(Items listed in a dataset)

════

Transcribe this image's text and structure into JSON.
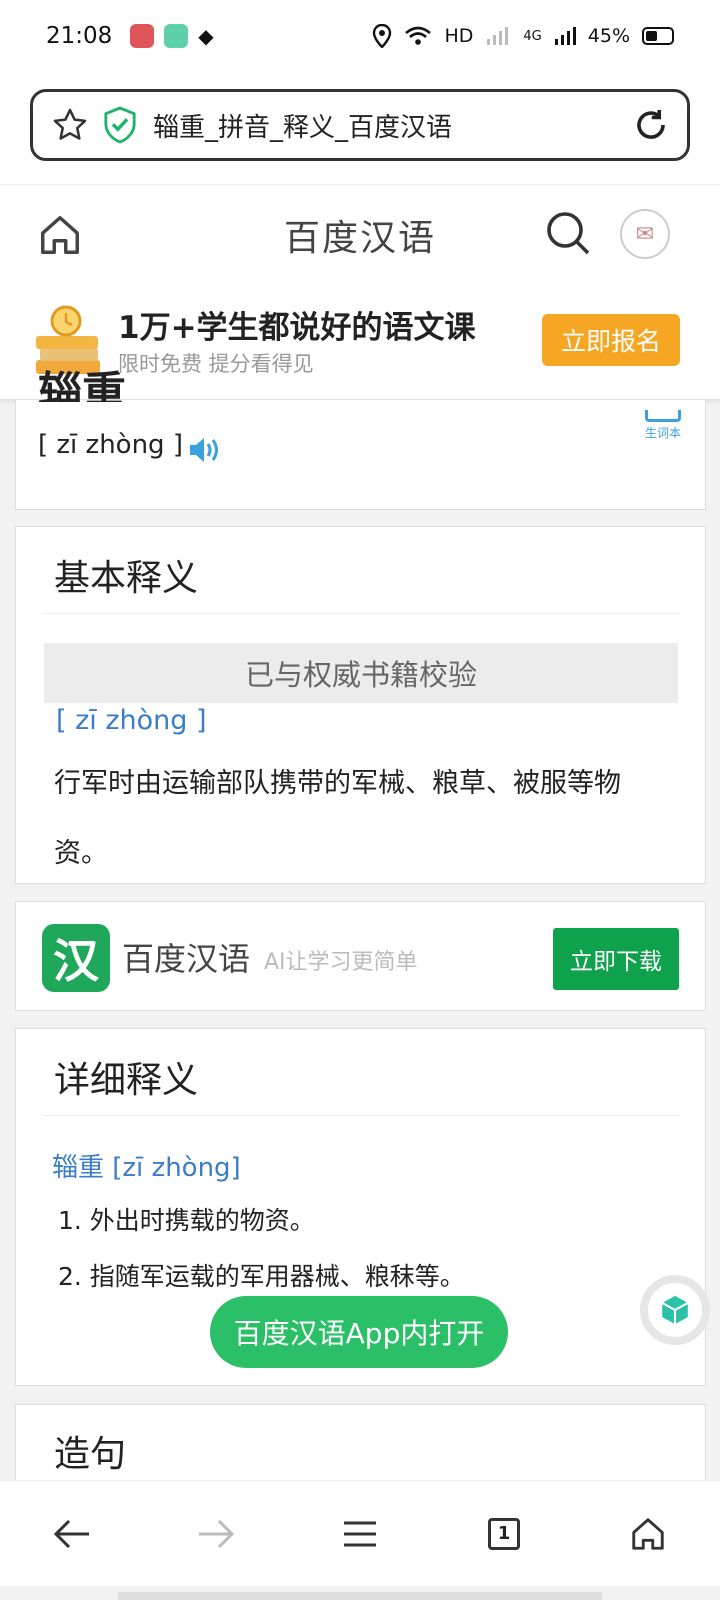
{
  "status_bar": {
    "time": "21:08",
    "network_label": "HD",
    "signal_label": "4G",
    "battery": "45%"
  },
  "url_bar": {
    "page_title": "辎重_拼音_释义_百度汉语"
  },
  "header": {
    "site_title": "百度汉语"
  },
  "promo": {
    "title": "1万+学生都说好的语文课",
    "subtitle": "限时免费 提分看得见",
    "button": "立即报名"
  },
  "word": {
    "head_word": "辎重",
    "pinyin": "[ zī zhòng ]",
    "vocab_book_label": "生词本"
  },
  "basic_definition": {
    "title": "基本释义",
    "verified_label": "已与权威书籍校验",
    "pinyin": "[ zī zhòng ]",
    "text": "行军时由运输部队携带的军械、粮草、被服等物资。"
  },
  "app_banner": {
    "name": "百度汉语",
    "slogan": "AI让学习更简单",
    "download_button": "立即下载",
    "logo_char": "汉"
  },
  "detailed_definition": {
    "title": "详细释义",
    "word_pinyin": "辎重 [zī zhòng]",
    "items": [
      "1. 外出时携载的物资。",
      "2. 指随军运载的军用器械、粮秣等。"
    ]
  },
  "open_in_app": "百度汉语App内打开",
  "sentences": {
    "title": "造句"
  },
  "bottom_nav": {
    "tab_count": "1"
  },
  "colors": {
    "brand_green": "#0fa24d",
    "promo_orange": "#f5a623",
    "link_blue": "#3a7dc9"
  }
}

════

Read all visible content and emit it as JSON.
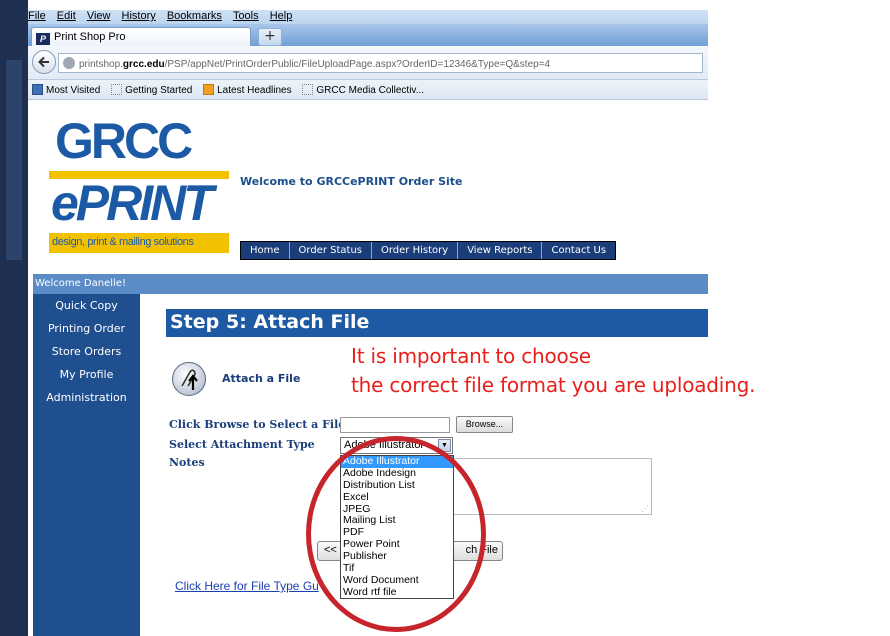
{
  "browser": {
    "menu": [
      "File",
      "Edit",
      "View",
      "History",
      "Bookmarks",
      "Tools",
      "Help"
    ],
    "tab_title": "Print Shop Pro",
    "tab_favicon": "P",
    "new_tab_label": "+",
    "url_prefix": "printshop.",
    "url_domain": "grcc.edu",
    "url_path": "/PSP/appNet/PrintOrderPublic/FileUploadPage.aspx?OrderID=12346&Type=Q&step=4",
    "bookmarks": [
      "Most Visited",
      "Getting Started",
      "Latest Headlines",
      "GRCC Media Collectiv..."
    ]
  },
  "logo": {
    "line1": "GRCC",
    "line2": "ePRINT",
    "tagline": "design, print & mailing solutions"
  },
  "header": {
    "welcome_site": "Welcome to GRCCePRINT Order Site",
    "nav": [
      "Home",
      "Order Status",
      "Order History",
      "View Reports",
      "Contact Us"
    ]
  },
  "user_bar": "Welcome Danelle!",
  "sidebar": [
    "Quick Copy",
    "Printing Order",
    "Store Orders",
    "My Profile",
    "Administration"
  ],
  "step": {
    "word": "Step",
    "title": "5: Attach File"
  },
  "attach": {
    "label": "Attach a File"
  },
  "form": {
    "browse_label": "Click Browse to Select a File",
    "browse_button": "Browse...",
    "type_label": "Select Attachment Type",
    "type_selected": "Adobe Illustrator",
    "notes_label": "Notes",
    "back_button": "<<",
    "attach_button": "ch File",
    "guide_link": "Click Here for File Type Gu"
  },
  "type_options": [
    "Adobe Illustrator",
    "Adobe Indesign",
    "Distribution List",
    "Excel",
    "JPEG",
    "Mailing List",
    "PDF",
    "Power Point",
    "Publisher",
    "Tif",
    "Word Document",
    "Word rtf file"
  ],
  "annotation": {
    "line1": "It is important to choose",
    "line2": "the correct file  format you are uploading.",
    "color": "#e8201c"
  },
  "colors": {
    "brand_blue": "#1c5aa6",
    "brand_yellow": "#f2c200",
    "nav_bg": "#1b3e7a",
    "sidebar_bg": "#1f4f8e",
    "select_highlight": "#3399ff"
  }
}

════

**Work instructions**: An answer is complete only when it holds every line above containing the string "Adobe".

**Task answer**:
    "type_selected": "Adobe Illustrator",
    "Adobe Illustrator",
    "Adobe Indesign",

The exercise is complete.